* [What this task involves] Go through the listing beneath this task and return every line that carries the string "Preferences".

* [Supplied data]
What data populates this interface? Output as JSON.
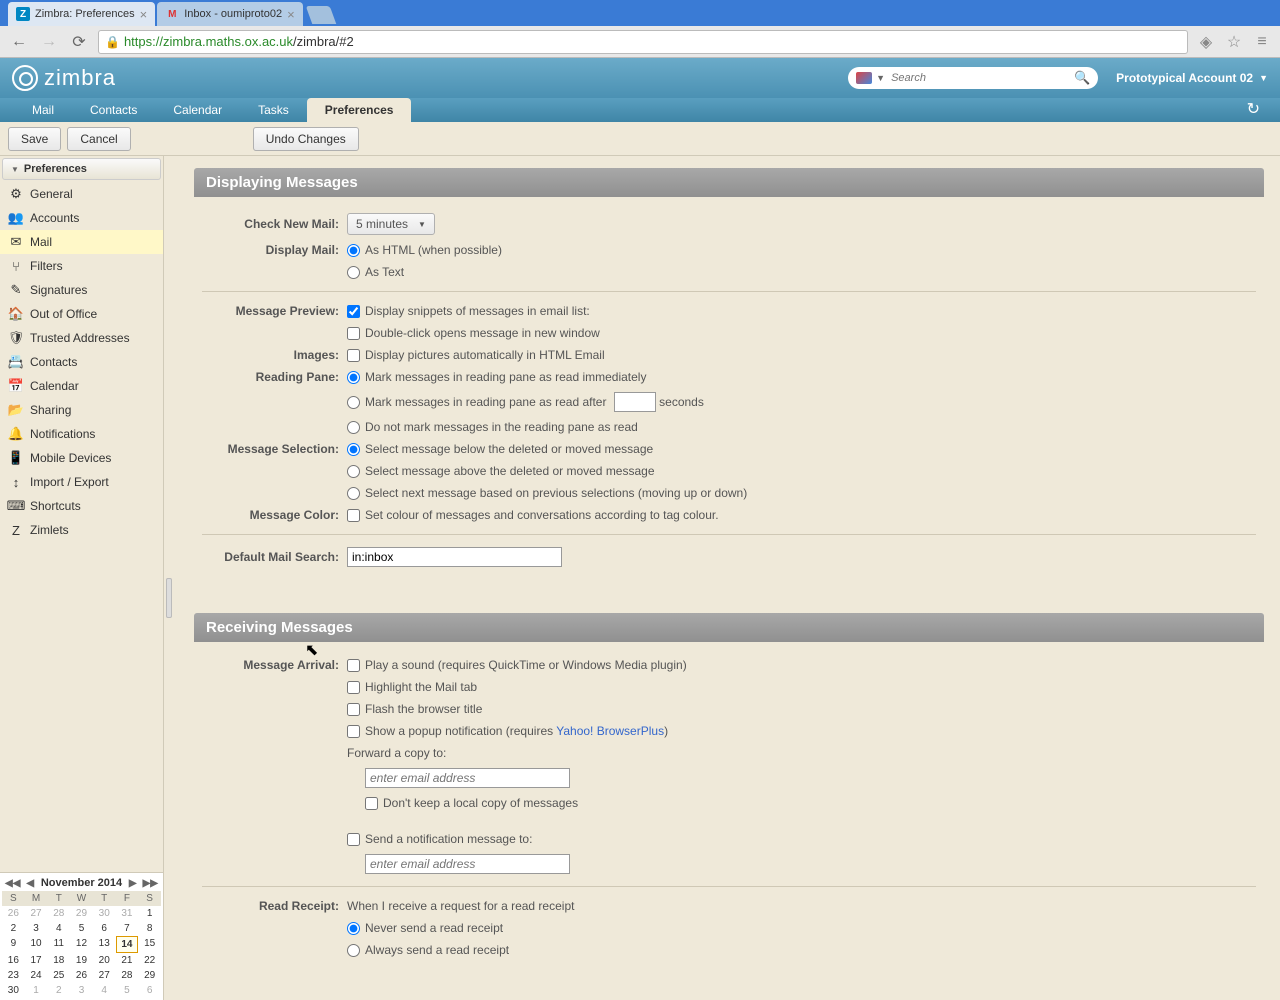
{
  "browser": {
    "tab1_title": "Zimbra: Preferences",
    "tab2_title": "Inbox - oumiproto02",
    "url_host": "https://zimbra.maths.ox.ac.uk",
    "url_path": "/zimbra/#2"
  },
  "header": {
    "logo": "zimbra",
    "search_placeholder": "Search",
    "account": "Prototypical Account 02"
  },
  "apptabs": {
    "mail": "Mail",
    "contacts": "Contacts",
    "calendar": "Calendar",
    "tasks": "Tasks",
    "preferences": "Preferences"
  },
  "toolbar": {
    "save": "Save",
    "cancel": "Cancel",
    "undo": "Undo Changes"
  },
  "sidebar": {
    "header": "Preferences",
    "items": [
      {
        "label": "General",
        "icon": "⚙"
      },
      {
        "label": "Accounts",
        "icon": "👥"
      },
      {
        "label": "Mail",
        "icon": "✉"
      },
      {
        "label": "Filters",
        "icon": "⑂"
      },
      {
        "label": "Signatures",
        "icon": "✎"
      },
      {
        "label": "Out of Office",
        "icon": "🏠"
      },
      {
        "label": "Trusted Addresses",
        "icon": "🛡"
      },
      {
        "label": "Contacts",
        "icon": "📇"
      },
      {
        "label": "Calendar",
        "icon": "📅"
      },
      {
        "label": "Sharing",
        "icon": "📂"
      },
      {
        "label": "Notifications",
        "icon": "🔔"
      },
      {
        "label": "Mobile Devices",
        "icon": "📱"
      },
      {
        "label": "Import / Export",
        "icon": "↕"
      },
      {
        "label": "Shortcuts",
        "icon": "⌨"
      },
      {
        "label": "Zimlets",
        "icon": "Z"
      }
    ]
  },
  "calendar": {
    "title": "November 2014",
    "dows": [
      "S",
      "M",
      "T",
      "W",
      "T",
      "F",
      "S"
    ],
    "prev": [
      "26",
      "27",
      "28",
      "29",
      "30",
      "31"
    ],
    "days_row1": [
      "1"
    ],
    "days_row2": [
      "2",
      "3",
      "4",
      "5",
      "6",
      "7",
      "8"
    ],
    "days_row3": [
      "9",
      "10",
      "11",
      "12",
      "13",
      "14",
      "15"
    ],
    "days_row4": [
      "16",
      "17",
      "18",
      "19",
      "20",
      "21",
      "22"
    ],
    "days_row5": [
      "23",
      "24",
      "25",
      "26",
      "27",
      "28",
      "29"
    ],
    "days_row6": [
      "30"
    ],
    "next": [
      "1",
      "2",
      "3",
      "4",
      "5",
      "6"
    ],
    "today": "14"
  },
  "section1": {
    "title": "Displaying Messages",
    "check_new_mail_label": "Check New Mail:",
    "check_interval": "5 minutes",
    "display_mail_label": "Display Mail:",
    "as_html": "As HTML (when possible)",
    "as_text": "As Text",
    "msg_preview_label": "Message Preview:",
    "snippets": "Display snippets of messages in email list:",
    "dblclick": "Double-click opens message in new window",
    "images_label": "Images:",
    "images_opt": "Display pictures automatically in HTML Email",
    "reading_pane_label": "Reading Pane:",
    "rp1": "Mark messages in reading pane as read immediately",
    "rp2a": "Mark messages in reading pane as read after",
    "rp2b": "seconds",
    "rp3": "Do not mark messages in the reading pane as read",
    "msg_sel_label": "Message Selection:",
    "ms1": "Select message below the deleted or moved message",
    "ms2": "Select message above the deleted or moved message",
    "ms3": "Select next message based on previous selections (moving up or down)",
    "msg_color_label": "Message Color:",
    "msg_color_opt": "Set colour of messages and conversations according to tag colour.",
    "default_search_label": "Default Mail Search:",
    "default_search_value": "in:inbox"
  },
  "section2": {
    "title": "Receiving Messages",
    "arrival_label": "Message Arrival:",
    "arr1": "Play a sound (requires QuickTime or Windows Media plugin)",
    "arr2": "Highlight the Mail tab",
    "arr3": "Flash the browser title",
    "arr4a": "Show a popup notification (requires ",
    "arr4b": "Yahoo! BrowserPlus",
    "arr4c": ")",
    "fwd_label": "Forward a copy to:",
    "fwd_placeholder": "enter email address",
    "keep_copy": "Don't keep a local copy of messages",
    "notify_label": "Send a notification message to:",
    "notify_placeholder": "enter email address",
    "receipt_label": "Read Receipt:",
    "receipt_text": "When I receive a request for a read receipt",
    "rr1": "Never send a read receipt",
    "rr2": "Always send a read receipt"
  }
}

* [Problem solution]
    "tab1_title": "Zimbra: Preferences",
    "preferences": "Preferences"
    "header": "Preferences",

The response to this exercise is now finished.